“We are immensely happy for your support providing a safer home to the Western Lowland Gorilla and other endangered species around the Deng Deng-Belabo Conservation Corridor – thank you,” said Gwendoline, the ranger overseeing the corridor project; a sentiment echoed by ERuDeF colleagues including Amos Fang Zeh (Biodiversity Research Officer), Clarise Pih (Social Scientist) and many others.
The success in reaching WLT’s £100,000 campaign target means the creation of the forest corridor can get underway in earnest, a three-year process all in all. It makes it possible for ERuDeF to continue consulting and empowering local people – discussions are already underway – so that they can decide which land they will cede for protection under the corridor, with plans to create a first (12,355 acres / 5,000 ha) and second (11,337 acres / 4,588 ha) community reserves.
Benefiting communities so that great ape conservation can win the day
Prior to the decisive intervention of WLT supporters this year, time was running out for the Western Lowland Gorilla all around the Deng Deng National Park.
The critically endangered subspecies needs urgent help across Africa: it already lost 19.4% of its continent-wide numbers from 2005 to 2013, fuelled by an Ebola outbreak in the early 2000s that wiped out 95% of infected individuals.

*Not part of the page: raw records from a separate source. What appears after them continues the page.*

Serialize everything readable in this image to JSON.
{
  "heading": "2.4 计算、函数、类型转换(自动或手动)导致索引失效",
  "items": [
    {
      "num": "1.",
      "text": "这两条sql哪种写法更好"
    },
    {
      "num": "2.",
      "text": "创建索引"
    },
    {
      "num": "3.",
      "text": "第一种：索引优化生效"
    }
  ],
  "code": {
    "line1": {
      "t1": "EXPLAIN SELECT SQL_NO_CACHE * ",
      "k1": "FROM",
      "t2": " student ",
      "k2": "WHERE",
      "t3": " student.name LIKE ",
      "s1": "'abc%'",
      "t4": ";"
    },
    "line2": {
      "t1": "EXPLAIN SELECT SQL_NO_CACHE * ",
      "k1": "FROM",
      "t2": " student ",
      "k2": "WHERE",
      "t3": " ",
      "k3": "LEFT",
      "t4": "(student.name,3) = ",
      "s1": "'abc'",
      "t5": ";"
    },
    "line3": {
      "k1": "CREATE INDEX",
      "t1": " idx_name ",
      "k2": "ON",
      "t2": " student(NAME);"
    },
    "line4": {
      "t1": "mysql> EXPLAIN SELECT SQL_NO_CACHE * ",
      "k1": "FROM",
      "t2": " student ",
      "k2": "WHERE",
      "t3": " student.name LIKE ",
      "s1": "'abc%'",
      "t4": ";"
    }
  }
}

For the 300 or so living in and around Deng Deng, the advance of loggers and poachers risked turning the national park into a genetic island, followed by irreversible decline.
Such a scenario now looks more distant than ever thanks to the supporters of the #FutureForGorillas appeal, according to WLT Project Manager Mary McEvoy. “The forest corridor ERuDeF can now start establishing will bring a protected passageway from Deng Deng to the south, a connection to the broader Congo Basin so that the Western Lowland Gorilla, Chimpanzee and all other species can continue reaching other populations and keep their numbers strong in the long run,” she said.
As Mary noted, ERuDeF’s community focus with the corridor means local people like the Kambokassi led by chief Simon Hamada will too benefit from the conservation work. “Our partner won’t be purchasing properties but instead work through local people, who will decide through a fully participatory process which land they set aside for the corridor. In return, ERuDeF will help them produce management plans to generate sustainable, nature-friendly income from the forest itself – a win-win for people and conservation,” she added.
As he thanked supporters of the appeal, WLT CEO Jonathan Barnard reflected on WLT patron Sir David Attenborough’s gorilla encounter for his 1979 ‘Life on Earth’ documentary; a meeting that inspired entire generations to care about great apes. “Thanks to you, this vision will now live on in Cameroon,” Jonathan said. “Time and time again we hear that preventing extinctions is too big a task and yet time and time again WLT supporters show otherwise, delivering conservation wins all across the world.”